Data items
Content starts

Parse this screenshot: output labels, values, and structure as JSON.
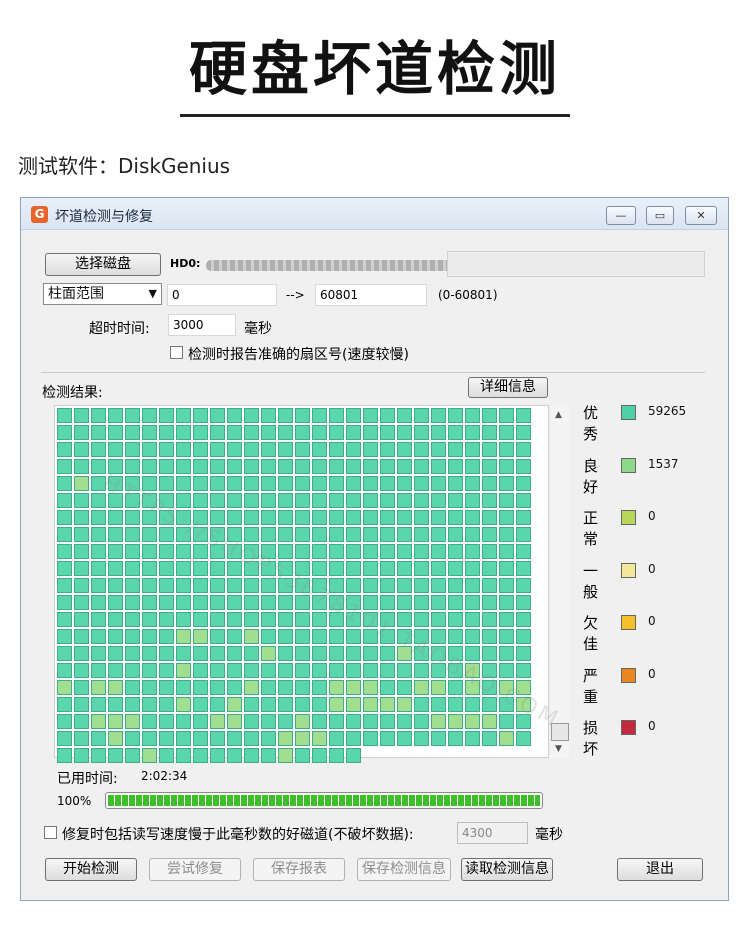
{
  "page": {
    "heading": "硬盘坏道检测",
    "subtitle": "测试软件：DiskGenius",
    "watermark": "HTTPS://SHOP53678101.TAOBAO.COM"
  },
  "window": {
    "title": "坏道检测与修复",
    "controls": {
      "minimize": "—",
      "maximize": "▭",
      "close": "✕"
    }
  },
  "disk": {
    "select_button": "选择磁盘",
    "disk_label": "HD0:"
  },
  "range": {
    "selected": "柱面范围",
    "from": "0",
    "arrow": "-->",
    "to": "60801",
    "hint": "(0-60801)"
  },
  "timeout": {
    "label": "超时时间:",
    "value": "3000",
    "unit": "毫秒"
  },
  "options": {
    "report_sector": "检测时报告准确的扇区号(速度较慢)"
  },
  "results": {
    "label": "检测结果:",
    "detail_button": "详细信息"
  },
  "legend": [
    {
      "label": "优秀",
      "count": "59265",
      "color": "#4fd0a6"
    },
    {
      "label": "良好",
      "count": "1537",
      "color": "#8ed88a"
    },
    {
      "label": "正常",
      "count": "0",
      "color": "#b7d65a"
    },
    {
      "label": "一般",
      "count": "0",
      "color": "#f5e79a"
    },
    {
      "label": "欠佳",
      "count": "0",
      "color": "#f4c12b"
    },
    {
      "label": "严重",
      "count": "0",
      "color": "#e8881e"
    },
    {
      "label": "损坏",
      "count": "0",
      "color": "#c4283d"
    }
  ],
  "elapsed": {
    "label": "已用时间:",
    "value": "2:02:34"
  },
  "progress": {
    "label": "100%",
    "value": 1.0
  },
  "repair": {
    "label": "修复时包括读写速度慢于此毫秒数的好磁道(不破坏数据):",
    "value": "4300",
    "unit": "毫秒"
  },
  "buttons": {
    "start": "开始检测",
    "try_repair": "尝试修复",
    "save_report": "保存报表",
    "save_info": "保存检测信息",
    "read_info": "读取检测信息",
    "exit": "退出"
  },
  "grid": {
    "columns": 28,
    "rows": 21,
    "last_row_filled": 18,
    "colors": {
      "excellent": "#5ad6ad",
      "good": "#a2de8f"
    },
    "good_cells": [
      [
        4,
        1
      ],
      [
        13,
        7
      ],
      [
        13,
        8
      ],
      [
        13,
        11
      ],
      [
        14,
        20
      ],
      [
        15,
        24
      ],
      [
        15,
        30
      ],
      [
        15,
        28
      ],
      [
        14,
        12
      ],
      [
        15,
        7
      ],
      [
        16,
        0
      ],
      [
        16,
        2
      ],
      [
        16,
        3
      ],
      [
        16,
        11
      ],
      [
        16,
        16
      ],
      [
        16,
        17
      ],
      [
        16,
        18
      ],
      [
        16,
        21
      ],
      [
        16,
        22
      ],
      [
        16,
        24
      ],
      [
        16,
        26
      ],
      [
        16,
        27
      ],
      [
        17,
        7
      ],
      [
        17,
        10
      ],
      [
        17,
        16
      ],
      [
        17,
        17
      ],
      [
        17,
        18
      ],
      [
        17,
        19
      ],
      [
        17,
        20
      ],
      [
        17,
        27
      ],
      [
        18,
        2
      ],
      [
        18,
        3
      ],
      [
        18,
        4
      ],
      [
        18,
        9
      ],
      [
        18,
        10
      ],
      [
        18,
        14
      ],
      [
        18,
        22
      ],
      [
        18,
        23
      ],
      [
        18,
        24
      ],
      [
        18,
        25
      ],
      [
        19,
        3
      ],
      [
        19,
        13
      ],
      [
        19,
        14
      ],
      [
        19,
        15
      ],
      [
        19,
        26
      ],
      [
        20,
        5
      ],
      [
        20,
        13
      ],
      [
        21,
        3
      ],
      [
        21,
        10
      ],
      [
        21,
        22
      ],
      [
        21,
        25
      ],
      [
        21,
        27
      ],
      [
        22,
        0
      ],
      [
        22,
        2
      ],
      [
        22,
        10
      ],
      [
        22,
        17
      ]
    ]
  }
}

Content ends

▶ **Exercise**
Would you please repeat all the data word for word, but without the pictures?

▶ **Exercise result**
Parse this screenshot: output labels, values, and structure as JSON.
{
  "page": {
    "heading": "硬盘坏道检测",
    "subtitle": "测试软件：DiskGenius",
    "watermark": "HTTPS://SHOP53678101.TAOBAO.COM"
  },
  "window": {
    "title": "坏道检测与修复",
    "controls": {
      "minimize": "—",
      "maximize": "▭",
      "close": "✕"
    }
  },
  "disk": {
    "select_button": "选择磁盘",
    "disk_label": "HD0:"
  },
  "range": {
    "selected": "柱面范围",
    "from": "0",
    "arrow": "-->",
    "to": "60801",
    "hint": "(0-60801)"
  },
  "timeout": {
    "label": "超时时间:",
    "value": "3000",
    "unit": "毫秒"
  },
  "options": {
    "report_sector": "检测时报告准确的扇区号(速度较慢)"
  },
  "results": {
    "label": "检测结果:",
    "detail_button": "详细信息"
  },
  "legend": [
    {
      "label": "优秀",
      "count": "59265",
      "color": "#4fd0a6"
    },
    {
      "label": "良好",
      "count": "1537",
      "color": "#8ed88a"
    },
    {
      "label": "正常",
      "count": "0",
      "color": "#b7d65a"
    },
    {
      "label": "一般",
      "count": "0",
      "color": "#f5e79a"
    },
    {
      "label": "欠佳",
      "count": "0",
      "color": "#f4c12b"
    },
    {
      "label": "严重",
      "count": "0",
      "color": "#e8881e"
    },
    {
      "label": "损坏",
      "count": "0",
      "color": "#c4283d"
    }
  ],
  "elapsed": {
    "label": "已用时间:",
    "value": "2:02:34"
  },
  "progress": {
    "label": "100%",
    "value": 1.0
  },
  "repair": {
    "label": "修复时包括读写速度慢于此毫秒数的好磁道(不破坏数据):",
    "value": "4300",
    "unit": "毫秒"
  },
  "buttons": {
    "start": "开始检测",
    "try_repair": "尝试修复",
    "save_report": "保存报表",
    "save_info": "保存检测信息",
    "read_info": "读取检测信息",
    "exit": "退出"
  },
  "grid": {
    "columns": 28,
    "rows": 21,
    "last_row_filled": 18,
    "colors": {
      "excellent": "#5ad6ad",
      "good": "#a2de8f"
    },
    "good_cells": [
      [
        4,
        1
      ],
      [
        13,
        7
      ],
      [
        13,
        8
      ],
      [
        13,
        11
      ],
      [
        14,
        20
      ],
      [
        15,
        24
      ],
      [
        15,
        30
      ],
      [
        15,
        28
      ],
      [
        14,
        12
      ],
      [
        15,
        7
      ],
      [
        16,
        0
      ],
      [
        16,
        2
      ],
      [
        16,
        3
      ],
      [
        16,
        11
      ],
      [
        16,
        16
      ],
      [
        16,
        17
      ],
      [
        16,
        18
      ],
      [
        16,
        21
      ],
      [
        16,
        22
      ],
      [
        16,
        24
      ],
      [
        16,
        26
      ],
      [
        16,
        27
      ],
      [
        17,
        7
      ],
      [
        17,
        10
      ],
      [
        17,
        16
      ],
      [
        17,
        17
      ],
      [
        17,
        18
      ],
      [
        17,
        19
      ],
      [
        17,
        20
      ],
      [
        17,
        27
      ],
      [
        18,
        2
      ],
      [
        18,
        3
      ],
      [
        18,
        4
      ],
      [
        18,
        9
      ],
      [
        18,
        10
      ],
      [
        18,
        14
      ],
      [
        18,
        22
      ],
      [
        18,
        23
      ],
      [
        18,
        24
      ],
      [
        18,
        25
      ],
      [
        19,
        3
      ],
      [
        19,
        13
      ],
      [
        19,
        14
      ],
      [
        19,
        15
      ],
      [
        19,
        26
      ],
      [
        20,
        5
      ],
      [
        20,
        13
      ],
      [
        21,
        3
      ],
      [
        21,
        10
      ],
      [
        21,
        22
      ],
      [
        21,
        25
      ],
      [
        21,
        27
      ],
      [
        22,
        0
      ],
      [
        22,
        2
      ],
      [
        22,
        10
      ],
      [
        22,
        17
      ]
    ]
  }
}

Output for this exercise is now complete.